Note: This is the first of a three-part series about Christian marriages.
An alarming number of Christian marriages end in divorce. What can the church do to reverse this trend?
I had just started my new position as an associate pastor back in 1983. There I was at a barbecue for the adult Christian singles. The majority of those attending were divorced. With each hurting conversation and each prayer of restoration, my burden grew for these singles.
Later that year, I sat in a small support group for divorced men and women, hoping to find how to best minister to them. One of the singles, perhaps sensing my dilemma, blurted out: "The best way you can minister to the divorced is to minister to marriages." It was then that I realized that the greatest ministry I could have to the divorced single was to build strong marriages.
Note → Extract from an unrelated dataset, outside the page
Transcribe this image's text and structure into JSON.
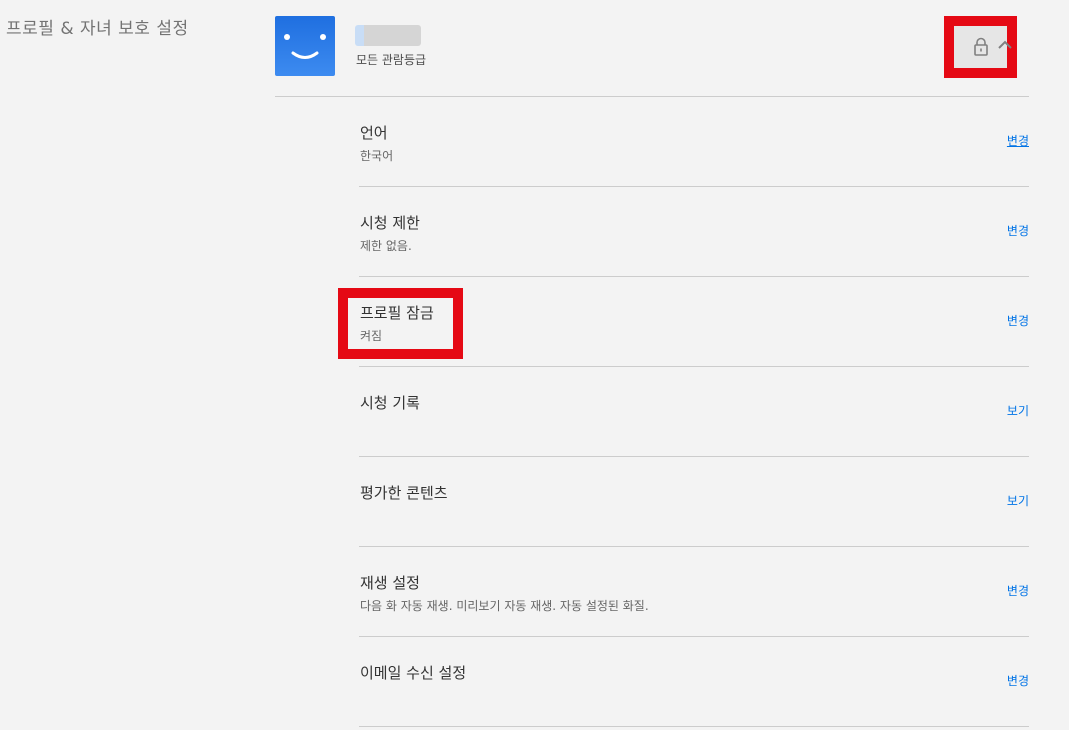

Richard E. Anderson, 91, senior pastor at Faith Tabernacle Church in San Jacinto, Calif., for nearly 50 years, passed away peacefully at his home on Thursday in Hemet, Calif.
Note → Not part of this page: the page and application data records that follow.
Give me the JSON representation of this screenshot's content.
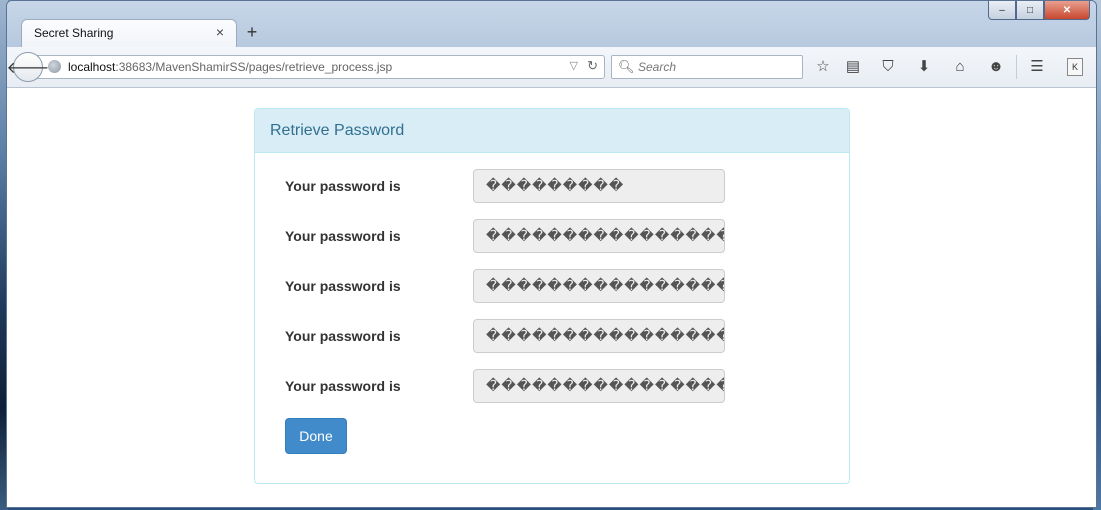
{
  "browser": {
    "tab_title": "Secret Sharing",
    "tab_close": "×",
    "new_tab": "+",
    "url_host": "localhost",
    "url_rest": ":38683/MavenShamirSS/pages/retrieve_process.jsp",
    "search_placeholder": "Search",
    "controls": {
      "minimize": "–",
      "maximize": "□",
      "close": "✕"
    }
  },
  "panel": {
    "title": "Retrieve Password",
    "rows": [
      {
        "label": "Your password is",
        "value": "���������"
      },
      {
        "label": "Your password is",
        "value": "����������������"
      },
      {
        "label": "Your password is",
        "value": "����������������"
      },
      {
        "label": "Your password is",
        "value": "����������������"
      },
      {
        "label": "Your password is",
        "value": "����������������"
      }
    ],
    "done_label": "Done"
  },
  "colors": {
    "panel_heading_bg": "#d9edf7",
    "panel_title": "#31708f",
    "primary_button": "#428bca"
  }
}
He was born to Earl and Dewey Anderson on March 23, 1921, in Hobart, Okla. At 18, he was gloriously saved and called into ministry. Anderson was one of God’s Generals with a 73-year heritage of victory in faith and full gospel ministry.
He was ordained a minister with the Pentecostal Church of God in 1941. Anderson specialized in educating ministers and lay leaders involved in the ministry through School of Bible Theology Seminary and University (SBTSU.org), and was a valiant defender of the gospel of Jesus Christ and Pentecostal distinctives.
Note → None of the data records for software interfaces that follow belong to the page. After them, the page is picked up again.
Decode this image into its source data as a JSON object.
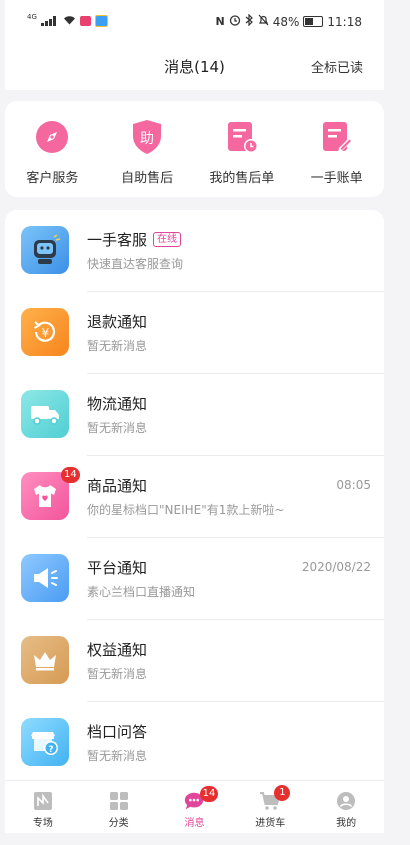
{
  "status_bar": {
    "signal": "4G",
    "battery": "48%",
    "time": "11:18"
  },
  "header": {
    "title": "消息(14)",
    "mark_all_read": "全标已读"
  },
  "quick_entries": [
    {
      "label": "客户服务",
      "icon": "compass-icon"
    },
    {
      "label": "自助售后",
      "icon": "self-service-icon",
      "glyph": "助"
    },
    {
      "label": "我的售后单",
      "icon": "after-sales-order-icon"
    },
    {
      "label": "一手账单",
      "icon": "bill-icon"
    }
  ],
  "messages": [
    {
      "title": "一手客服",
      "tag": "在线",
      "subtitle": "快速直达客服查询",
      "time": "",
      "icon": "customer-service-robot-icon"
    },
    {
      "title": "退款通知",
      "subtitle": "暂无新消息",
      "time": "",
      "icon": "refund-icon",
      "glyph": "¥"
    },
    {
      "title": "物流通知",
      "subtitle": "暂无新消息",
      "time": "",
      "icon": "truck-icon"
    },
    {
      "title": "商品通知",
      "subtitle": "你的星标档口\"NEIHE\"有1款上新啦~",
      "time": "08:05",
      "badge": "14",
      "icon": "shirt-icon"
    },
    {
      "title": "平台通知",
      "subtitle": "素心兰档口直播通知",
      "time": "2020/08/22",
      "icon": "megaphone-icon"
    },
    {
      "title": "权益通知",
      "subtitle": "暂无新消息",
      "time": "",
      "icon": "crown-icon"
    },
    {
      "title": "档口问答",
      "subtitle": "暂无新消息",
      "time": "",
      "icon": "qa-icon",
      "glyph": "?"
    }
  ],
  "tabs": [
    {
      "label": "专场",
      "icon": "special-icon"
    },
    {
      "label": "分类",
      "icon": "category-icon"
    },
    {
      "label": "消息",
      "icon": "message-icon",
      "badge": "14"
    },
    {
      "label": "进货车",
      "icon": "cart-icon",
      "badge": "1"
    },
    {
      "label": "我的",
      "icon": "profile-icon"
    }
  ],
  "colors": {
    "accent": "#e0459a",
    "badge": "#e63030"
  }
}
Feeling discouraged after a sermon? You’re not alone.
Discouragement. It’s one of the greatest hounds of hell that assaults us pastors who are trying to share powerful, dynamic messages from God’s Word with our people every Sunday morning. There’s a reason for the pastors’ adage of “no resignations allowed on Mondays”; post-preaching discouragement can be brutal as we review every nuance of the sermons we’ve so painstakingly crafted and delivered.
A friend of mine who pastors a church of 120 people in a town of 1,000 recently told me about a strange encounter he had with a megachurch pastor in another area about what constitutes a megachurch. The megachurch pastor led a church of 10,000 in a town of 600,000 and told my friend that if your church was reaching at least 1 percent of the population of your town, then you were leading a megachurch.
His assertion made my friend wonder if this was really true or was it just faulty logic. He asked this pastor how he would classify a church that was reaching 12 percent of the town’s population. The pastor was stunned.
“Who is doing that?” he asked.
“Our church is consistently running 120 people in a small town of 1,000!” my friend responded. To which the megachurch pastor quickly replied, “Yes, but that’s a different model .”
Three times more Protestant pastors plan to vote for Mitt Romney over Barack Obama in the upcoming presidential election. Romney's Mormon beliefs are a factor for only a small number of pastors who plan to cast their ballot for another candidate.
A survey conducted by LifeWay Research Sept. 26-Oct. 3 found that 57 percent of Protestant pastors plan to vote for Romney compared with 17 percent for Obama. Twenty-two percent are still undecided.
The breakdown is similar to what it was in 2008 when John McCain challenged Obama for the presidency. A survey conducted by LifeWay Research in October 2008 found that 55 percent of Protestant pastors planned to vote for McCain compared with 20 percent for Obama and 22 percent undecided.